White-Ivy then moved on to Sybase, where she headed up the organization’s worldwide HR. White-Ivy then hired Harvey as an HR director, and repeatedly promoted Harvey through the ranks until Harvey was a group HR director. White-Ivy created the job especially for Harvey, who enjoyed regular raises and high praise.
Then things started going wrong. After a senior manager commented that the HR office looked like “an airport,” White-Ivy apparently began looking for ways to bring more white males on board, telling another HR employee that there were too many Asians in the HR department.
Potentially discriminatory comments became more frequent, and White-Ivy was overheard saying things like, “We need more men in this department because there is too much gossip,” and “We have too many women because all these people are pregnant and going out on leave.”
Then Harvey’s performance allegedly declined, and White-Ivy warned her she might be demoted. She then fired Harvey at about the same time that she hired two white men for HR positions.
Harvey sued under the California Fair Employment and Housing Act (FEHA) and federal law. A jury awarded her $1,342,943 in compensatory damages, plus another $500,000 in punitive damages.
The company appealed, arguing that the court should have given special weight to the fact that the same person who hired and promoted Harvey also fired her. Therefore, it argued, the jury should presume that there was no discrimination at play.
The court rejected that reasoning. It considered the case as one of mixed motives, in which perhaps both legitimate and illegal factors were used to decide whether to fire Harvey. It said Harvey would have to show that discrimination was a motive for the firing. The employer would have to show that it would have taken the same action even if it had not taken the prohibited characteristics into consideration (in this case, race and sex). The jury will then have to weigh all the evidence—of which the same-actor information is just one part.
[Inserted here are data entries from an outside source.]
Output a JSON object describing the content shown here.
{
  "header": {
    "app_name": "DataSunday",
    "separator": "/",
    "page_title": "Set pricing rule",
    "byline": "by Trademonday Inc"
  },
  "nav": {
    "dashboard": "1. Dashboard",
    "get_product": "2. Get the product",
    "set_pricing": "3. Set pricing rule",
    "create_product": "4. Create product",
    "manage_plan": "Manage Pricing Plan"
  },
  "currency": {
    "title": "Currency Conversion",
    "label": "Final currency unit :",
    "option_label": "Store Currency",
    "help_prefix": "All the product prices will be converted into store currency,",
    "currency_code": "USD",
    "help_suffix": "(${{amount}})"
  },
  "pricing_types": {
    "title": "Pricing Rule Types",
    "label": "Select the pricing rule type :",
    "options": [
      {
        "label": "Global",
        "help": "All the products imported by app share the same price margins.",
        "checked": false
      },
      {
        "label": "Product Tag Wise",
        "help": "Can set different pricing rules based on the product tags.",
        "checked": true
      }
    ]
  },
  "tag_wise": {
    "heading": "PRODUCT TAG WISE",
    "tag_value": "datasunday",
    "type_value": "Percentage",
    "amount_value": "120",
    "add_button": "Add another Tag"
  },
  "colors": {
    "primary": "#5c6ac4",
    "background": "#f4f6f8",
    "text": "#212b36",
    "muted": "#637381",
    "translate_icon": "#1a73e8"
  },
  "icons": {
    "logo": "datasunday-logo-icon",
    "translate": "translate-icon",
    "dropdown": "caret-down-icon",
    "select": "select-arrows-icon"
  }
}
The company argued strongly for an inference of no discrimination, but the court said there was no per se same-actor rule. It said it is up to a jury to sort out the evidence, including any same-actor evidence. (Harvey v. Sybase, No. A109300, California Court of Appeal, 1st Appellate Division, 2008)
Like what you've read? ...Republish it and share great business tips!
Attention: Readers, Publishers, Editors, Bloggers, Media, Webmasters and more...
We believe great content should be read and passed around. After all, knowledge IS power. And good business can become great with the right information at their fingertips. If you'd like to share any of the insightful articles on BusinessManagementDaily.com, you may republish or syndicate it without charge.
The only thing we ask is that you keep the article exactly as it was written and formatted. You also need to include an attribution statement and link to the article.
" This information is proudly provided by Business Management Daily.com: http://www.businessmanagementdaily.com/5548/one-who-hired-also-fired-doesnt-remove-discrimination-hook "